Disaster recovery & business continuity
It is now generally recognised that Business continuity planning and disaster recovery planning are vital activities. However, the creation and maintenance of a sound business continuity and disaster recovery plan, is a complex undertaking, involving a series of steps.
Prior to creation of the plan itself, it is essential to consider the potential impacts of disaster and to understand the underlying risks: these are the foundations upon which sound business continuity plan or disaster recovery plan should be built. Following these activities the plan itself must be constructed – no small task. This itself must then be maintained, tested and audited to ensure that it remains appropriate to the needs of the organisation. And what about the support infrastructure and services?
Business Continuity Planning continually confronts the unlikelihood of a disaster.
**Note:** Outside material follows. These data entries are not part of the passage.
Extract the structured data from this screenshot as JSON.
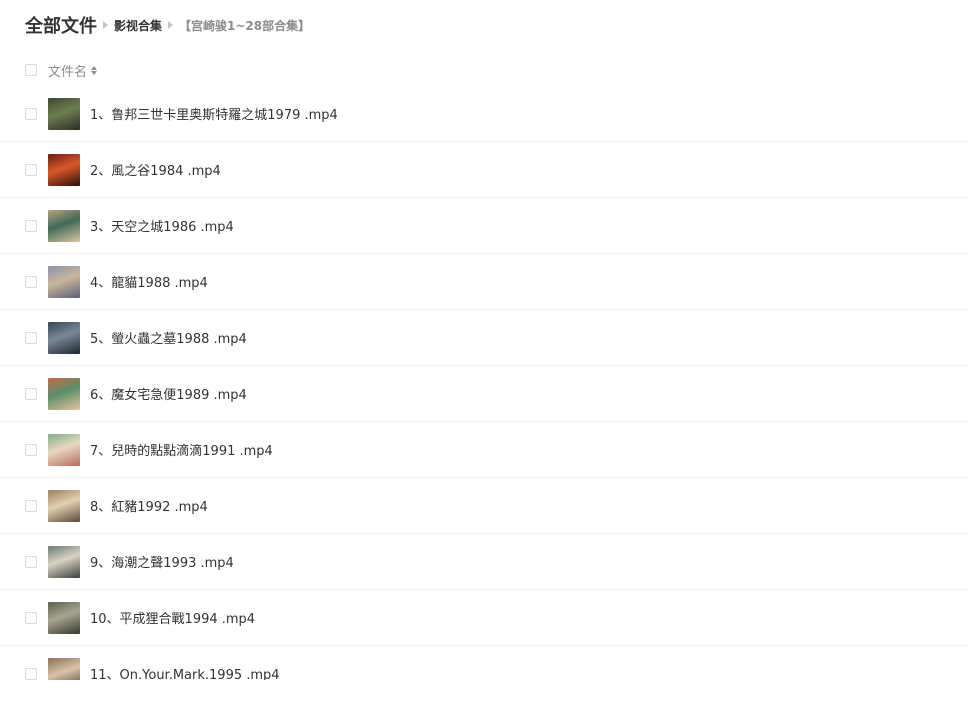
{
  "breadcrumb": {
    "root": "全部文件",
    "folder": "影视合集",
    "current": "【宫崎骏1~28部合集】"
  },
  "list_header": {
    "name_column": "文件名"
  },
  "files": [
    {
      "name": "1、鲁邦三世卡里奥斯特羅之城1979 .mp4",
      "thumb_colors": [
        "#3c4a32",
        "#6f7d52",
        "#2a2f26"
      ]
    },
    {
      "name": "2、風之谷1984 .mp4",
      "thumb_colors": [
        "#6b1e12",
        "#d8582a",
        "#2b0f0a"
      ]
    },
    {
      "name": "3、天空之城1986 .mp4",
      "thumb_colors": [
        "#b9a27c",
        "#3f6a58",
        "#d8c6a2"
      ]
    },
    {
      "name": "4、龍貓1988 .mp4",
      "thumb_colors": [
        "#8b93a8",
        "#c8b79c",
        "#5a6076"
      ]
    },
    {
      "name": "5、螢火蟲之墓1988 .mp4",
      "thumb_colors": [
        "#3a4656",
        "#7a8798",
        "#1f2630"
      ]
    },
    {
      "name": "6、魔女宅急便1989 .mp4",
      "thumb_colors": [
        "#c56a4a",
        "#5b8f6a",
        "#e4c39c"
      ]
    },
    {
      "name": "7、兒時的點點滴滴1991 .mp4",
      "thumb_colors": [
        "#7fae85",
        "#e7d7c2",
        "#b96c5e"
      ]
    },
    {
      "name": "8、紅豬1992 .mp4",
      "thumb_colors": [
        "#9c7f5e",
        "#e2cfb2",
        "#5d4a38"
      ]
    },
    {
      "name": "9、海潮之聲1993 .mp4",
      "thumb_colors": [
        "#6c7a72",
        "#d7d2c4",
        "#3b3f3a"
      ]
    },
    {
      "name": "10、平成狸合戰1994 .mp4",
      "thumb_colors": [
        "#5b6052",
        "#a8a58f",
        "#34382f"
      ]
    },
    {
      "name": "11、On.Your.Mark.1995 .mp4",
      "thumb_colors": [
        "#8a6f58",
        "#d9c2a6",
        "#4e3d31"
      ]
    }
  ]
}
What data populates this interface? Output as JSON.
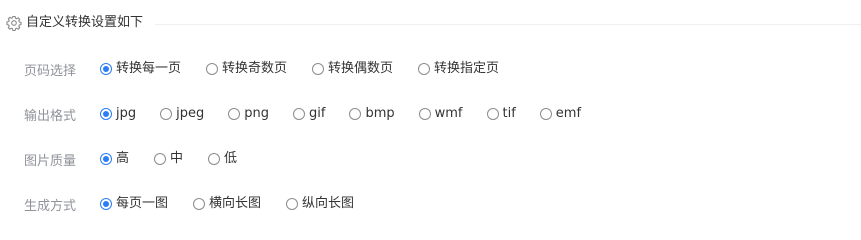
{
  "section": {
    "title": "自定义转换设置如下",
    "icon": "gear-icon"
  },
  "colors": {
    "accent": "#2b7cf6",
    "label": "#909399",
    "text": "#333333"
  },
  "page_select": {
    "label": "页码选择",
    "options": [
      "转换每一页",
      "转换奇数页",
      "转换偶数页",
      "转换指定页"
    ],
    "selected": "转换每一页"
  },
  "output_format": {
    "label": "输出格式",
    "options": [
      "jpg",
      "jpeg",
      "png",
      "gif",
      "bmp",
      "wmf",
      "tif",
      "emf"
    ],
    "selected": "jpg"
  },
  "image_quality": {
    "label": "图片质量",
    "options": [
      "高",
      "中",
      "低"
    ],
    "selected": "高"
  },
  "generate_mode": {
    "label": "生成方式",
    "options": [
      "每页一图",
      "横向长图",
      "纵向长图"
    ],
    "selected": "每页一图"
  }
}
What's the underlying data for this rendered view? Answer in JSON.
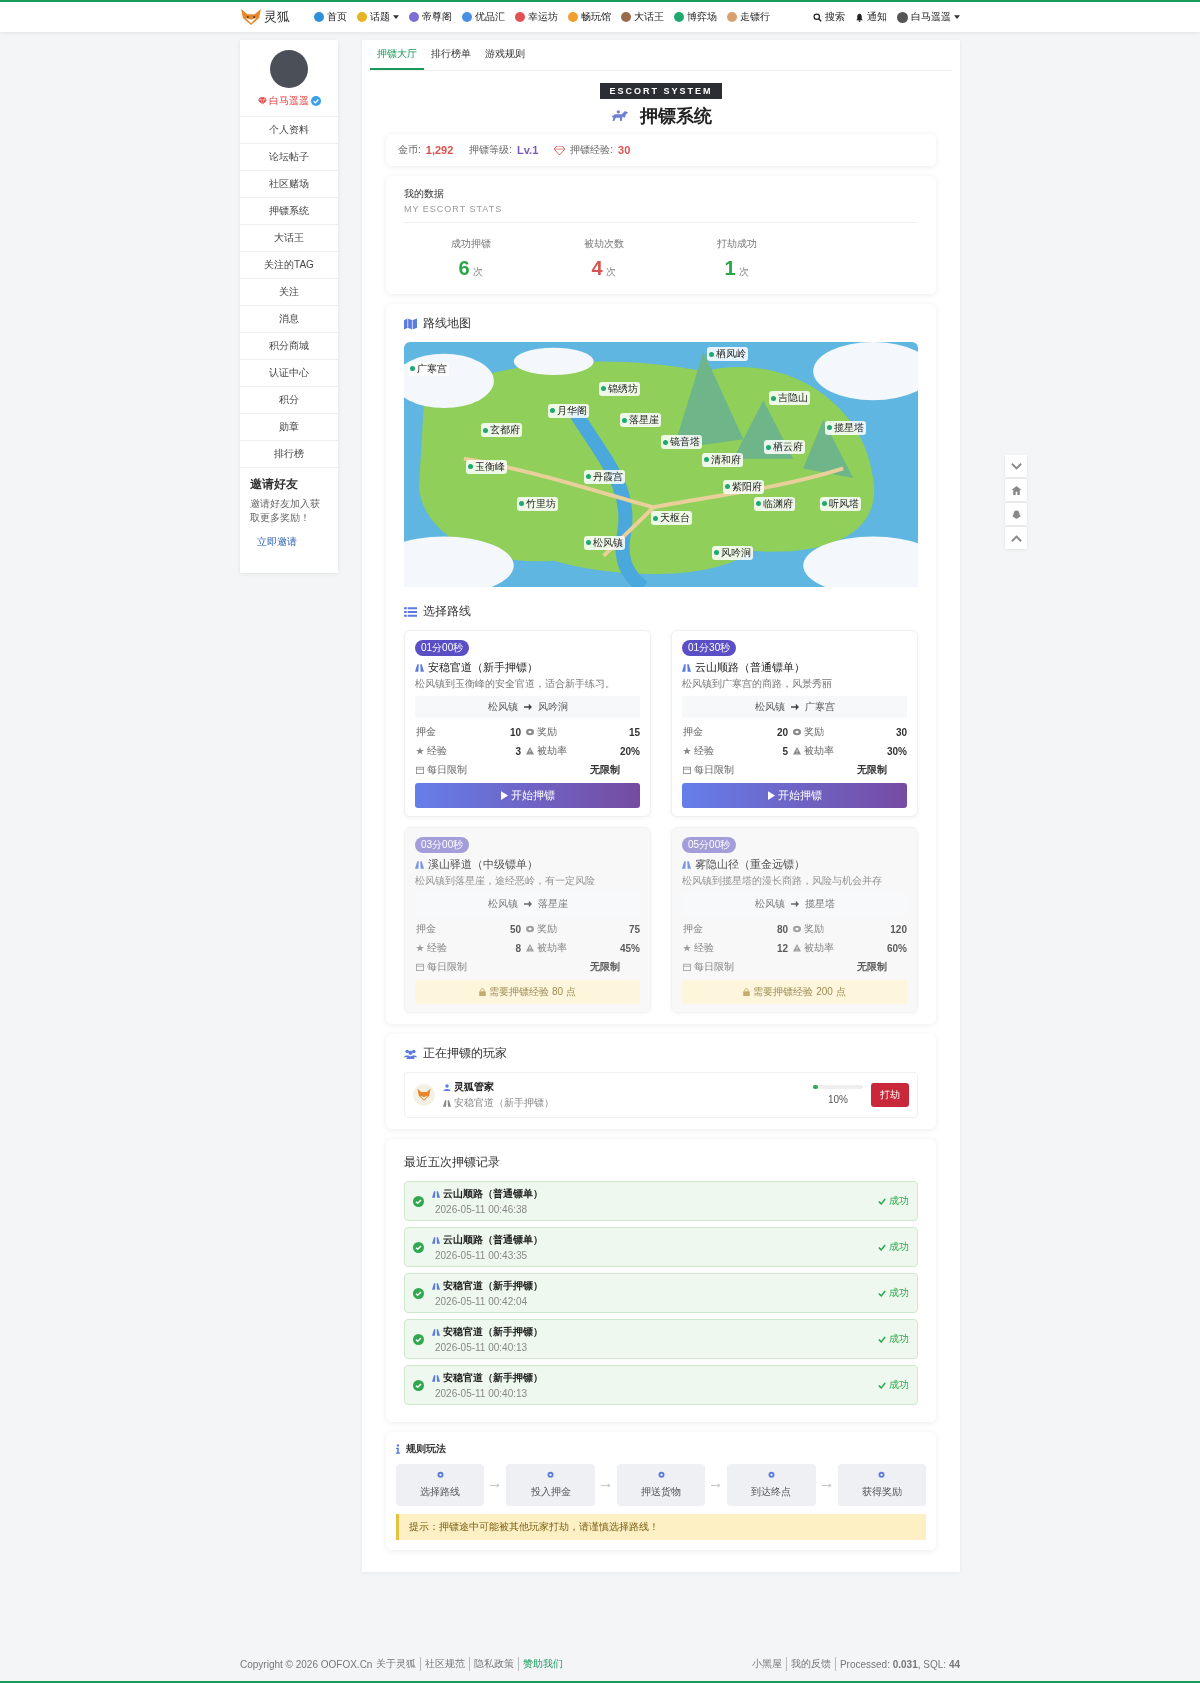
{
  "nav": {
    "logo": "灵狐",
    "items": [
      {
        "label": "首页",
        "dropdown": false,
        "color": "#2f8fd8"
      },
      {
        "label": "话题",
        "dropdown": true,
        "color": "#e6b422"
      },
      {
        "label": "帝尊阁",
        "dropdown": false,
        "color": "#7b6fd6"
      },
      {
        "label": "优品汇",
        "dropdown": false,
        "color": "#4a90e2"
      },
      {
        "label": "幸运坊",
        "dropdown": false,
        "color": "#e05252"
      },
      {
        "label": "畅玩馆",
        "dropdown": false,
        "color": "#f0a030"
      },
      {
        "label": "大话王",
        "dropdown": false,
        "color": "#9a6b4a"
      },
      {
        "label": "博弈场",
        "dropdown": false,
        "color": "#1fa870"
      },
      {
        "label": "走镖行",
        "dropdown": false,
        "color": "#d8a070"
      }
    ],
    "search": "搜索",
    "notify": "通知",
    "user": "白马遥遥"
  },
  "sidebar": {
    "username": "白马遥遥",
    "verified": true,
    "items": [
      {
        "label": "个人资料",
        "selected": false
      },
      {
        "label": "论坛帖子",
        "selected": false
      },
      {
        "label": "社区赌场",
        "selected": false
      },
      {
        "label": "押镖系统",
        "selected": false
      },
      {
        "label": "大话王",
        "selected": false
      },
      {
        "label": "关注的TAG",
        "selected": false
      },
      {
        "label": "关注",
        "selected": false
      },
      {
        "label": "消息",
        "selected": false
      },
      {
        "label": "积分商城",
        "selected": false
      },
      {
        "label": "认证中心",
        "selected": false
      },
      {
        "label": "积分",
        "selected": false
      },
      {
        "label": "勋章",
        "selected": false
      },
      {
        "label": "排行榜",
        "selected": false
      }
    ],
    "invite": {
      "title": "邀请好友",
      "text": "邀请好友加入获取更多奖励！",
      "link": "立即邀请"
    }
  },
  "tabs": [
    {
      "label": "押镖大厅",
      "selected": true
    },
    {
      "label": "排行榜单",
      "selected": false
    },
    {
      "label": "游戏规则",
      "selected": false
    }
  ],
  "header": {
    "badge": "ESCORT SYSTEM",
    "title": "押镖系统"
  },
  "currency": [
    {
      "label": "金币:",
      "value": "1,292",
      "color": "#d9534f"
    },
    {
      "label": "押镖等级:",
      "value": "Lv.1",
      "color": "#7a5ab8"
    },
    {
      "label": "押镖经验:",
      "value": "30",
      "color": "#d9534f"
    }
  ],
  "my_stats": {
    "title": "我的数据",
    "subtitle": "MY ESCORT STATS",
    "items": [
      {
        "label": "成功押镖",
        "value": "6",
        "unit": "次",
        "color": "#28a745"
      },
      {
        "label": "被劫次数",
        "value": "4",
        "unit": "次",
        "color": "#d9534f"
      },
      {
        "label": "打劫成功",
        "value": "1",
        "unit": "次",
        "color": "#28a745"
      }
    ]
  },
  "map": {
    "title": "路线地图",
    "markers": [
      {
        "label": "栖凤岭"
      },
      {
        "label": "广寒宫"
      },
      {
        "label": "锦绣坊"
      },
      {
        "label": "吉隐山"
      },
      {
        "label": "月华阁"
      },
      {
        "label": "落星崖"
      },
      {
        "label": "玄都府"
      },
      {
        "label": "揽星塔"
      },
      {
        "label": "镜音塔"
      },
      {
        "label": "栖云府"
      },
      {
        "label": "清和府"
      },
      {
        "label": "玉衡峰"
      },
      {
        "label": "丹霞宫"
      },
      {
        "label": "紫阳府"
      },
      {
        "label": "竹里坊"
      },
      {
        "label": "临渊府"
      },
      {
        "label": "听风塔"
      },
      {
        "label": "天枢台"
      },
      {
        "label": "松风镇"
      },
      {
        "label": "风吟涧"
      }
    ]
  },
  "routes": {
    "title": "选择路线",
    "items": [
      {
        "duration": "01分00秒",
        "name": "安稳官道（新手押镖）",
        "description": "松风镇到玉衡峰的安全官道，适合新手练习。",
        "from": "松风镇",
        "to": "风吟涧",
        "stats": [
          {
            "label": "押金",
            "value": "10"
          },
          {
            "label": "奖励",
            "value": "15"
          },
          {
            "label": "经验",
            "value": "3"
          },
          {
            "label": "被劫率",
            "value": "20%"
          },
          {
            "label": "每日限制",
            "value": "无限制"
          }
        ],
        "locked": false,
        "action": "开始押镖"
      },
      {
        "duration": "01分30秒",
        "name": "云山顺路（普通镖单）",
        "description": "松风镇到广寒宫的商路，风景秀丽",
        "from": "松风镇",
        "to": "广寒宫",
        "stats": [
          {
            "label": "押金",
            "value": "20"
          },
          {
            "label": "奖励",
            "value": "30"
          },
          {
            "label": "经验",
            "value": "5"
          },
          {
            "label": "被劫率",
            "value": "30%"
          },
          {
            "label": "每日限制",
            "value": "无限制"
          }
        ],
        "locked": false,
        "action": "开始押镖"
      },
      {
        "duration": "03分00秒",
        "name": "溪山驿道（中级镖单）",
        "description": "松风镇到落星崖，途经恶岭，有一定风险",
        "from": "松风镇",
        "to": "落星崖",
        "stats": [
          {
            "label": "押金",
            "value": "50"
          },
          {
            "label": "奖励",
            "value": "75"
          },
          {
            "label": "经验",
            "value": "8"
          },
          {
            "label": "被劫率",
            "value": "45%"
          },
          {
            "label": "每日限制",
            "value": "无限制"
          }
        ],
        "locked": true,
        "action": "需要押镖经验 80 点"
      },
      {
        "duration": "05分00秒",
        "name": "雾隐山径（重金远镖）",
        "description": "松风镇到揽星塔的漫长商路，风险与机会并存",
        "from": "松风镇",
        "to": "揽星塔",
        "stats": [
          {
            "label": "押金",
            "value": "80"
          },
          {
            "label": "奖励",
            "value": "120"
          },
          {
            "label": "经验",
            "value": "12"
          },
          {
            "label": "被劫率",
            "value": "60%"
          },
          {
            "label": "每日限制",
            "value": "无限制"
          }
        ],
        "locked": true,
        "action": "需要押镖经验 200 点"
      }
    ]
  },
  "players": {
    "title": "正在押镖的玩家",
    "items": [
      {
        "name": "灵狐管家",
        "route": "安稳官道（新手押镖）",
        "level": 0.1,
        "reading": "10%",
        "button": "打劫"
      }
    ]
  },
  "records": {
    "title": "最近五次押镖记录",
    "items": [
      {
        "route": "云山顺路（普通镖单）",
        "time": "2026-05-11 00:46:38",
        "status": "成功",
        "success": true
      },
      {
        "route": "云山顺路（普通镖单）",
        "time": "2026-05-11 00:43:35",
        "status": "成功",
        "success": true
      },
      {
        "route": "安稳官道（新手押镖）",
        "time": "2026-05-11 00:42:04",
        "status": "成功",
        "success": true
      },
      {
        "route": "安稳官道（新手押镖）",
        "time": "2026-05-11 00:40:13",
        "status": "成功",
        "success": true
      },
      {
        "route": "安稳官道（新手押镖）",
        "time": "2026-05-11 00:40:13",
        "status": "成功",
        "success": true
      }
    ]
  },
  "rules": {
    "title": "规则玩法",
    "steps": [
      "选择路线",
      "投入押金",
      "押送货物",
      "到达终点",
      "获得奖励"
    ],
    "tip": "提示：押镖途中可能被其他玩家打劫，请谨慎选择路线！"
  },
  "footer": {
    "copyright": "Copyright © 2026 OOFOX.Cn",
    "left_links": [
      "关于灵狐",
      "社区规范",
      "隐私政策",
      "赞助我们"
    ],
    "right_links": [
      "小黑屋",
      "我的反馈"
    ],
    "processed": "Processed: **0.031**, SQL: **44**"
  }
}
An interruption could be something related to a winter storm, the loss of electricity to the general area, or the complete and inaccessibility of a facility for an extended period of time. The cause of the interruption doesn’t matter, but being capable of gaining management control of the interruption does.
Depending on the length or severity of the interruption, significant consequences or the very survivability of the corporation may depend on management’s ability to re-establish critical business functions. Usually these business functions have required years to create and establish, but management must re-establish these functions sometimes within hours or days. This is a difficult problem and re-establishing the complex business environment in a timely manner requires a well thought out plan in place ready to be executed.
Australian Risk Services can assist clients in putting together business continuity plans that will ensure your company can continue to operate by providing the market with your goods or service with minimal disruption.
We do this by assisting clients to identify core corporate objectives and assess the impact of risks on those business processes that support your business objectives/outputs. This is commonly known as a Business Impact Assessment, which is the platform for formulating your business continuity plan (BCP).
As part of a sound BCP management must establish the right steering committees and ensure senior management support the project. Following the BCP a disaster recovery plan can be developed ensuring resources is available and manoeuvred in such a way that recovery from a disaster is as soon as possible. Part of this process is testing your plans and ensuring that your plans remain up to date and relevant to your organisation.
BCP then identifies recovery alternatives that cost effectively restores critical business functions within an acceptable time frame.
Management authorises and approves the recovery solutions. A recovery plan is developed around the recovery solution authorized by management. The recovery plan is exercised to train the recovery organisation, to define changes necessary in the plan to strengthen it, and to provide a tested vehicle which when executed will permit an effective resumption of interrupted business functions or computer operations.
BCP objectives are to:
Ensure continuity and survival of the business, provide protection of corporate assets, provide management control of risks and exposures, provide preventative measures where appropriate, and to take proactive management control of any business interruption.
BCP provides a balance between acceptable potential losses and acceptable onetime and annual costs.